Smart Experience has posted a 5 minute video showing different kinds of carousels in action and teaches you the three key design criteria you need to know to create your own. Excellent stuff and the best discussion of why carousels are effective, and a thorough review of the different kinds of carousels you might use. Check it for free now. This micro-seminar goes on sale soon.
The Wireframe Icons have been updated. PNG versions and contact sheet has been added for all icons. New icons including User (silhouette from front), Groups, Microphone, Clock, Phone, Printer, Power, TV Widescreen, Remote controls, Volume, alternate versions of Cart and Image, and much more have been added. Additionally, some icons have been modified for stylistic consistency.
If you've previously purchased these icons, you can update your set by logging in and heading to your Account page where you will see a "Files" link under your user name. Clicking the Files link will display your download. If you need assistance, please contact me.
Dan Saffer gave a fantastic NYC IXDA presentation, Tap Is the New Click, discussing the rise of touch interfaces, their place and adoption in society, and the role of the interaction designer in designing these direct manipulation interfaces. Every IA and IXD needs to watch this. A summary of the talk below:
Even though the technology has been around for decades, only now are we starting to see mass production and adoption of touchscreen and gestural devices for the public. Jeff Han's influential 2006 TED demonstration of his multitouch system, followed by the launches of Nintendo's Wii, Apple's iPhone, and Microsoft Surface, have announced a new era of interaction design, one where gestures in space and touches on a screen will be as prominent as pointing and clicking.
But how do you create products for this new paradigm? While most of us know how to design desktop and web applications, what do you need to know to design for interactive gestures?
This introduction to designing gestural interfaces will cover the basics: usability and ergonomics; a brief history of the technology; some elemental patterns of use; prototyping and documenting; and how to communicate that a gestural interface is present to users.

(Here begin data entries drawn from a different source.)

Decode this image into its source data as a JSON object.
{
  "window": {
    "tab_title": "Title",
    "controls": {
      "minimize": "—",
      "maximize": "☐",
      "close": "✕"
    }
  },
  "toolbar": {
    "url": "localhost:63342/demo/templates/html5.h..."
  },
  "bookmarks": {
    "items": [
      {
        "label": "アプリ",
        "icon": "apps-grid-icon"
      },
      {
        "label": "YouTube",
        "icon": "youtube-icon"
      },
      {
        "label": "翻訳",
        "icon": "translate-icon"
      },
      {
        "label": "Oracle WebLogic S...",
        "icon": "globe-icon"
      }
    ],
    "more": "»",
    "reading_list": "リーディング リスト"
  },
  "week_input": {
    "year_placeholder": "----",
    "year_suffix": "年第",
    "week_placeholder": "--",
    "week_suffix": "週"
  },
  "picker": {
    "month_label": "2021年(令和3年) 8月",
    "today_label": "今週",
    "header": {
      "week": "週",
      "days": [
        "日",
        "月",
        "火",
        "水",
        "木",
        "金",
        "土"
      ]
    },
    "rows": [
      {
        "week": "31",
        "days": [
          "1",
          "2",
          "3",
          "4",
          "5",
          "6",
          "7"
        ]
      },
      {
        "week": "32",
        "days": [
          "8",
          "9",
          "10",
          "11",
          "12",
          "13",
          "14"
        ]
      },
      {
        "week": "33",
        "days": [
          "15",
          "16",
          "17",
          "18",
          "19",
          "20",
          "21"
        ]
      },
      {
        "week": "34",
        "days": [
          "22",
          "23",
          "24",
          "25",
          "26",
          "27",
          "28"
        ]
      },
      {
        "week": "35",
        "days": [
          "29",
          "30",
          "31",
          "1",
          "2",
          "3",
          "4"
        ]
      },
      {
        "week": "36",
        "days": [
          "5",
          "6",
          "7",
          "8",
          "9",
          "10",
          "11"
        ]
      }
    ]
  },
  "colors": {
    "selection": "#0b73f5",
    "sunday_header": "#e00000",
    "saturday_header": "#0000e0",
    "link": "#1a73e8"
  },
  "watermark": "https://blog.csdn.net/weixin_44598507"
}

I've been wanting for the past year or so to do sketch style wireframes in OmniGraffle. My first requests for sketchy line styles were made to OmniGroup in the Spring of 08 along with a few other users, and I posted this comment to the OG List about this feature. I knew how to do this in Visio, and had read that CAD users have something called a "Jitter" line style, so I quietly campaigned for this feature.
Balsamiq launched, and I love it, and would use it in the right circumstances. But I still use OG for documents, so I felt in between places, and unsure how to bring that unrefined look into my UI prototypes. Then David at Design Commission told me about a method he uses to make sketchy wireframes in OG by exporting into Illustrator and importing back into OmniGraffle. David was definitely onto something there.
Today I figured I would play a little bit with the drawing tools in OG. Just because no one knew how to tell me how to do sketch style in OG, didn't mean you can't do it. So I looked at my tools. The pen tool is a tool (keyboard shortcut "e") I use to make irregularly shaped objects. I'm sure very few people use it. I knew that I could make curves and shapes with oddly placed anchor points with it. I also knew that you could add anchor points to regular shapes like elipses, circles, rectangles by making them editable, and then command double clicking on their lines.
Today I had my Eureka moment as I was walking down to Dumbo. I thought, "What the hell, why don't I just add points to squares and move them around?" I don't know how I could have missed that as a possible method. So I quickly put together the screencast above. Sorry about the poor audio quality. I was in a huge room with lots of people around talking while I recorded.
I really think OmniGroup could do a better job at explaining their software. If I worked there, I'd be doing screencasts like this all the time. I do a pretty regular job answering readers' and friends' questions about OmniGraffle.
Some of you may already know this, but I've been planning on writing and ebook for a long time now--one that helps you get the most of OmniGraffle. I think it's often dismissed as being too light or whatever, but believe me, there is a lot this thing can do. Sadly, some of these things aren't well documented, and probably many of the uses and applications we've come up with were not predicted by OmniGroup. So I feel like it's up to me start showing others publicly what I've been playing at rather than doing it on a one to one basis.
I'm going on vacation in a week and am taking my netbook with me to get ideas organized. Over the past year or so, I'd been outlining all of the advanced features I use in the event that I could find time to publish them in a useful manner. I feel like that time has come, so while I'm away, I'm going to start the work of looking at what I've got so far, and preparing to write. Stay tuned.
Peter Morville and Jeffrey Callender have been compiling a list of UX deliverables and have summarized 20 of them succintly on the Semantic Studios site.
This list describes twenty user experience deliverables with links to relevant resources and examples. Clearly, these artifacts of the process are not the whole story. We must also think about the relationship between goals, methods, and documents. And yet, for many of us, deliverables are the coin of the realm and merit special attention.
I've taken the 20 deliverables and put them into a single, full-sized poster-like image in PNG or PDF format if you want to view them that way. There's also a cute image that shows the deliverables as a Treasure Map. Go read the article for the full 9.